Solaris like most UNIX type hosts can have multiple network cards on their system. It gets tricky when have 2 interfaces on different subnets since you can only have 1 default router.
Consider this example:
A Solaris server has 2 network interfaces, bge0 and bge2. bge0 has an IP of 192.168.1.1, the router on that network is 192.168.1.254. bge2 has an IP of 192.168.100.1, the router on that network is 192.168.100.254. The default route on the system in the /etc/defaultrouter is 192.168.1.254.
When a packet comes in for 192.168.100.1, Solaris will process it and send the answer out to the default router. It knows nothing about the default router on the 2nd network. If you place the 2nd router in /etc/defaultrouter, then Solaris just round-robins the IPs. So a request comes in bge2 and goes out bge0 to the default router, from bge2′s IP. If the router is configured with anti-spoofing rules, then the router will ignore that packet. Thus, the answer never reaches the client.

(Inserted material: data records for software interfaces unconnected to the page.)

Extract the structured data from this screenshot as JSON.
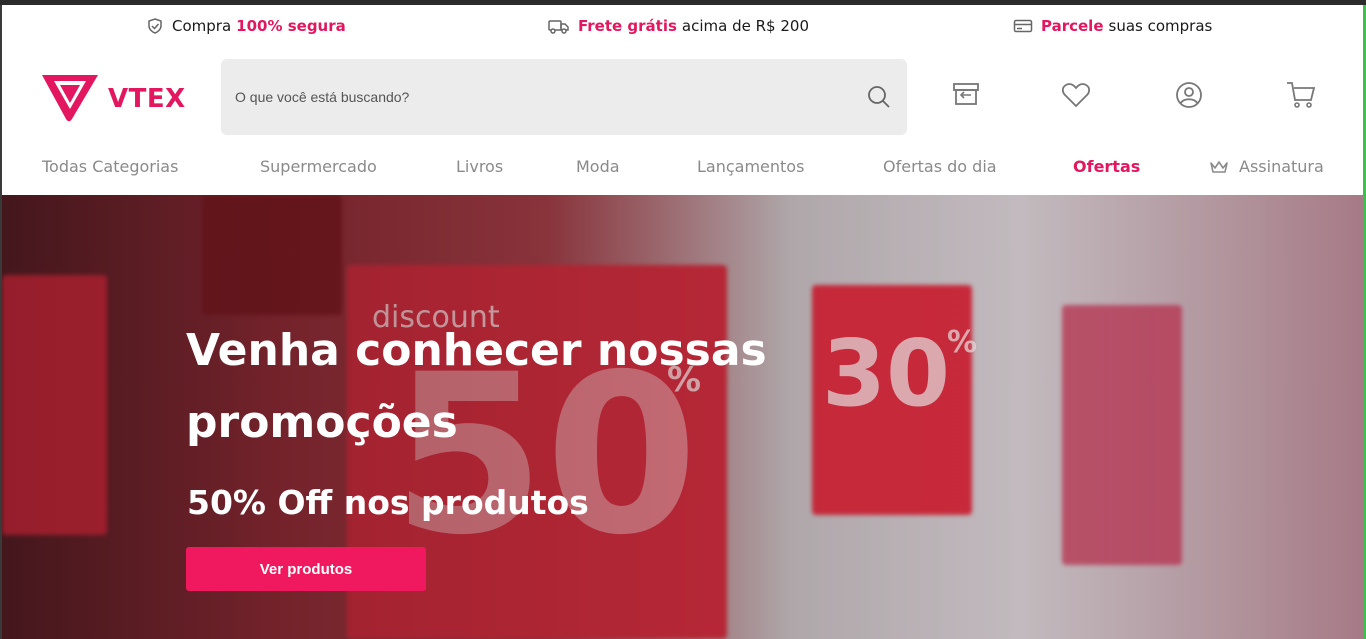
{
  "promo_bar": {
    "items": [
      {
        "icon": "shield-check-icon",
        "prefix": "Compra",
        "highlight": "100% segura",
        "suffix": ""
      },
      {
        "icon": "truck-icon",
        "prefix": "",
        "highlight": "Frete grátis",
        "suffix": "acima de R$ 200"
      },
      {
        "icon": "credit-card-icon",
        "prefix": "",
        "highlight": "Parcele",
        "suffix": "suas compras"
      }
    ]
  },
  "header": {
    "logo_text": "VTEX",
    "search_placeholder": "O que você está buscando?",
    "icons": [
      "gift-box-icon",
      "heart-icon",
      "user-icon",
      "cart-icon"
    ]
  },
  "nav": {
    "items": [
      {
        "label": "Todas Categorias"
      },
      {
        "label": "Supermercado"
      },
      {
        "label": "Livros"
      },
      {
        "label": "Moda"
      },
      {
        "label": "Lançamentos"
      },
      {
        "label": "Ofertas do dia"
      },
      {
        "label": "Ofertas",
        "active": true
      },
      {
        "label": "Assinatura",
        "icon": "crown-icon"
      }
    ]
  },
  "hero": {
    "title": "Venha conhecer nossas promoções",
    "subtitle": "50% Off nos produtos",
    "button_label": "Ver produtos",
    "background_signs": [
      "discount",
      "50",
      "%",
      "30",
      "%"
    ]
  },
  "colors": {
    "accent": "#e2175f",
    "button": "#f0195f",
    "search_bg": "#ececec",
    "nav_text": "#8a8a8a"
  }
}
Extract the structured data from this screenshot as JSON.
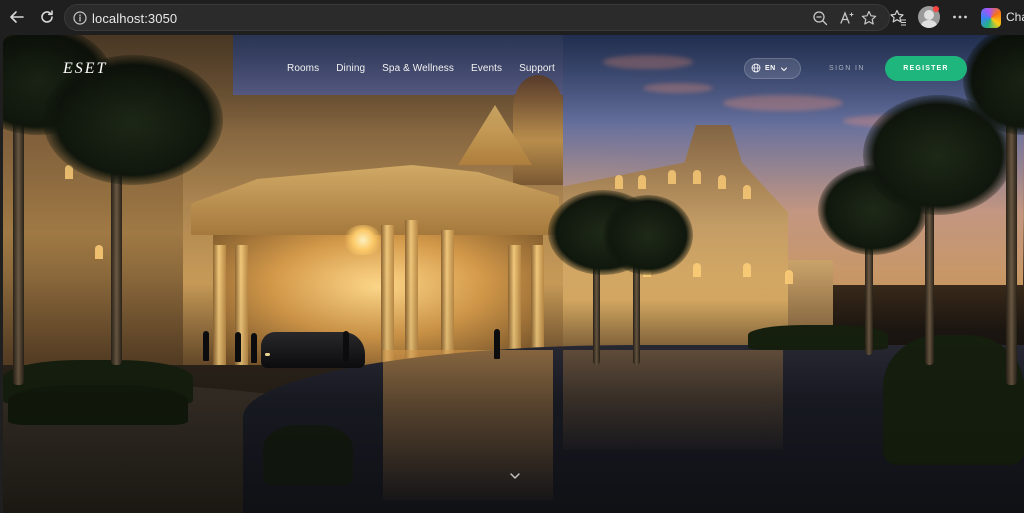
{
  "browser": {
    "url": "localhost:3050",
    "copilot_label": "Cha",
    "icons": [
      "back-arrow-icon",
      "reload-icon",
      "info-icon",
      "zoom-icon",
      "read-aloud-icon",
      "favorite-star-icon",
      "favorites-icon",
      "profile-avatar",
      "more-icon",
      "copilot-icon"
    ]
  },
  "site": {
    "brand": "ESET",
    "nav": [
      "Rooms",
      "Dining",
      "Spa & Wellness",
      "Events",
      "Support"
    ],
    "language": "EN",
    "sign_in": "SIGN IN",
    "register": "REGISTER",
    "colors": {
      "accent": "#1fb67e",
      "nav_text": "#f2f2f2",
      "sign_in_text": "#a7b0bb"
    }
  }
}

In comes IPFilter. This is the Solaris firewall that’s built in. After exploring many different options to try to get it to route properly for that interface by checking the ‘route’ command I found this simple rule that allows it to work:
pass out quick on bge0 to bge2:192.168.100.254 from 192.168.100.1 to any
This rule says that any traffic going out bge0 from the IP 192.168.100.1 (bge2′s IP) should be changed to go out bge1 interface and be sent to 192.168.100.254 (the default router on bge2).
There is a flag that can be set in the IP stack which is supposed to force routing to work the way you are expecting to.
# ndd -set /dev/ip ip_strict_dst_multihoming 1
You’ll also have to set this up as either a service or an rc style startup script. Otherwise, it’ll disappear on a reboot.
Here’s a link to information about a number of tunables including the above one:
Another possibility is to configure several default routers, different for each interface.
The command is like this:
route add 192.168.1.32 -interface hme1